New Yorkers pay about 48 cents in total taxes when filling up at the pump.
On Monday, Republican state Sens. Jim Tedisco and Daphne Jordan proposed capping the state sales tax on gasoline when it reaches $2.25, and suspend it when it hits $3.
“We won’t have to wait for everyone to agree on how we’re going to do it,” Jordan said. “It’s a method that will be there in perpetuity.”
Democrats in the state Senate this month proposed a gas tax suspension from May 1 through the rest of the year. But the Republicans insisted their plan should go further.
“It’s cold comfort for taxpayers for New York state government to try to fight inflation at the pump by waiting for a gallon of gas to cost $4 and only then suspending a portion of the gas tax for a brief period,” Tedisco said.
Senate Minority Leader Robert Ortt says action is needed now.
“There’s a lot of my constituents where this is the difference between paying their electric bill or putting enough gas in their car,” Ortt said. “When the comment back is buy an electric car — I’ve looked at electric cars. Do you know what they cost?

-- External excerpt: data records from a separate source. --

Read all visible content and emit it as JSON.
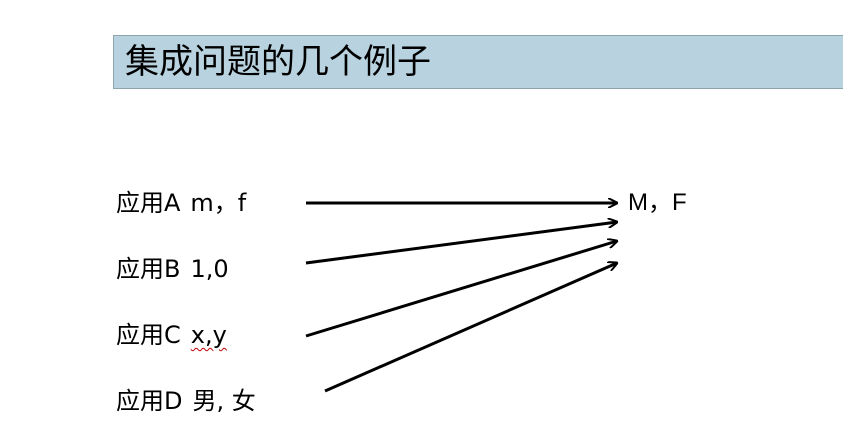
{
  "title": "集成问题的几个例子",
  "sources": [
    {
      "name": "应用A",
      "value": "m，f"
    },
    {
      "name": "应用B",
      "value": "1,0"
    },
    {
      "name": "应用C",
      "value": "x,y"
    },
    {
      "name": "应用D",
      "value": "男, 女"
    }
  ],
  "target": "M，F"
}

They cost a lot of money.”
But not everyone is convinced a tax suspension would help drivers. Rachael Fauss of the government transparency group, Reinvent Albany, said there’s reason for skepticism.
“We think it’s counter to the state’s climate goals and there’s some evidence that gas tax changes in prices whethere’s increases or decreases — they don’t get passed onto consumers,” she said.
New York is expected to generate $2 billion from the gas tax, with much of that money going to road and bridge repair as well as mass transit systems. The lost revenue would have to be found elsewhere in the budget.
“We think it’s not going to accomplish what folks think it will,” Fauss said. “We think there are equity concerns about it disproportionately helping people who are wealthy versus those who are low income, like transit riders.”